Work item: Return every line from the records below that has the word "elements".

Excerpted records:
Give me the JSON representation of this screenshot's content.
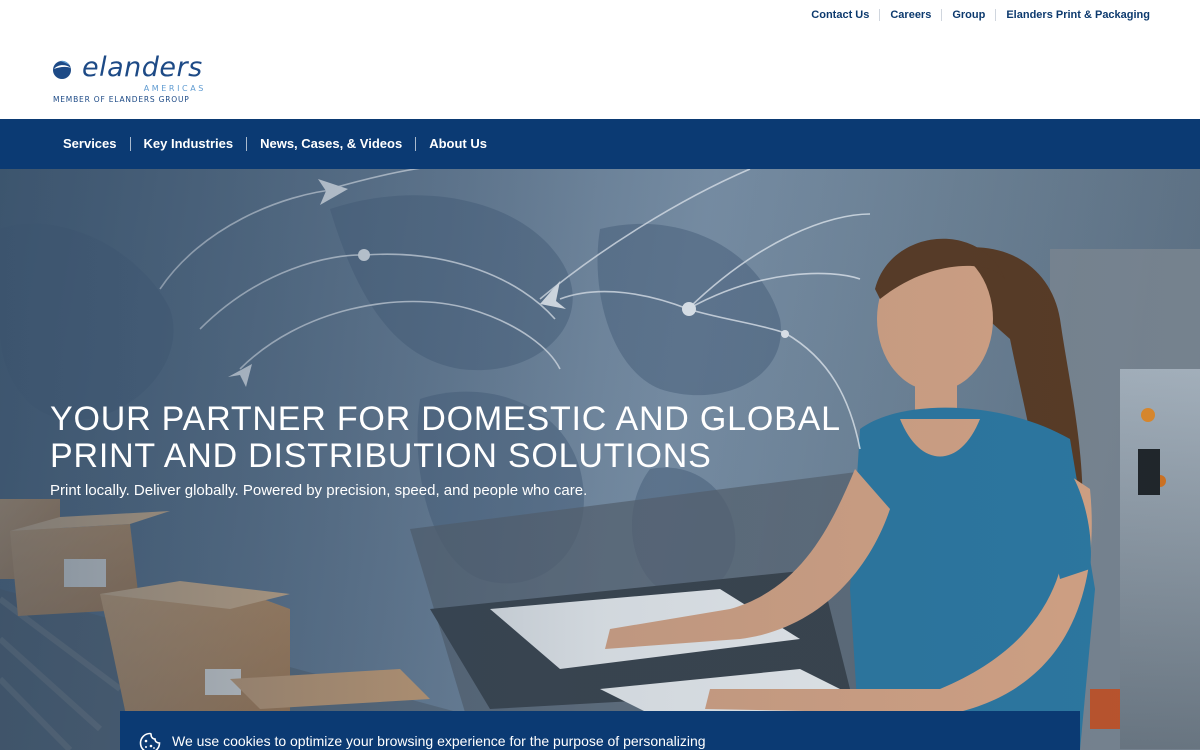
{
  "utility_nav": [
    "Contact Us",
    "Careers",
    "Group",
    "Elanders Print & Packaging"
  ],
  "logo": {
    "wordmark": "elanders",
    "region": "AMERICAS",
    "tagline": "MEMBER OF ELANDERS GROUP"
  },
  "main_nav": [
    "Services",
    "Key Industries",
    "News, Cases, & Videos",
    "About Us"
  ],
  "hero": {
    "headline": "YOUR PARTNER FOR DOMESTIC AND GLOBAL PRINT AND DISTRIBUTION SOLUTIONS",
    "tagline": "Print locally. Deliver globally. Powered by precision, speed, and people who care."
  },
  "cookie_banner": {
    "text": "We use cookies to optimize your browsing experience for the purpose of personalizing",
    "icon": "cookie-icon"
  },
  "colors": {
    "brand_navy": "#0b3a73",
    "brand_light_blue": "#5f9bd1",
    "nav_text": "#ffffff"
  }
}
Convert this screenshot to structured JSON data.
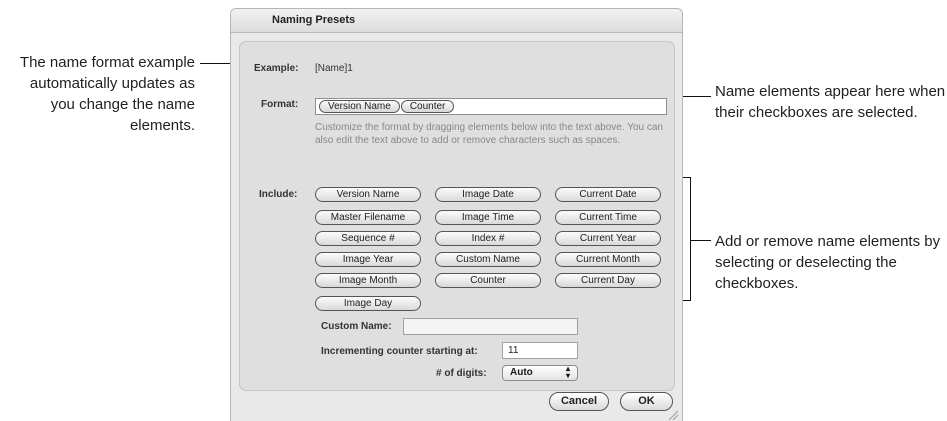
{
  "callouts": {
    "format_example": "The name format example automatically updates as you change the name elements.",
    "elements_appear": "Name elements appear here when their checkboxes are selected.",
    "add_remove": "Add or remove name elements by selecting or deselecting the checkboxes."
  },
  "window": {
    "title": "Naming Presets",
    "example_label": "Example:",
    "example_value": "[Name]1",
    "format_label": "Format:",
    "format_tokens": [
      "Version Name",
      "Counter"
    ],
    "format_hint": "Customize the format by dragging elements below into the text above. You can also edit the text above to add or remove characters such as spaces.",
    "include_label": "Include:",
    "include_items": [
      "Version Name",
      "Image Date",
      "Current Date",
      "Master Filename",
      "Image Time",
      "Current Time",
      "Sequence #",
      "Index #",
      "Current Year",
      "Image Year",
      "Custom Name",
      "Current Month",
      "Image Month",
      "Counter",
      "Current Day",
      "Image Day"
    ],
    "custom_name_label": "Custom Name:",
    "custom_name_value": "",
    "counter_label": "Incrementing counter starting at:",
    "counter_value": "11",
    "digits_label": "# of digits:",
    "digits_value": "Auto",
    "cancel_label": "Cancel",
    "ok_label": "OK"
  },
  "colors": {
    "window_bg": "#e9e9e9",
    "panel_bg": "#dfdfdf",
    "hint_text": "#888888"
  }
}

Worked solution:
    "format_example": "The name format example automatically updates as you change the name elements.",
    "elements_appear": "Name elements appear here when their checkboxes are selected.",
    "add_remove": "Add or remove name elements by selecting or deselecting the checkboxes."
    "format_hint": "Customize the format by dragging elements below into the text above. You can also edit the text above to add or remove characters such as spaces.",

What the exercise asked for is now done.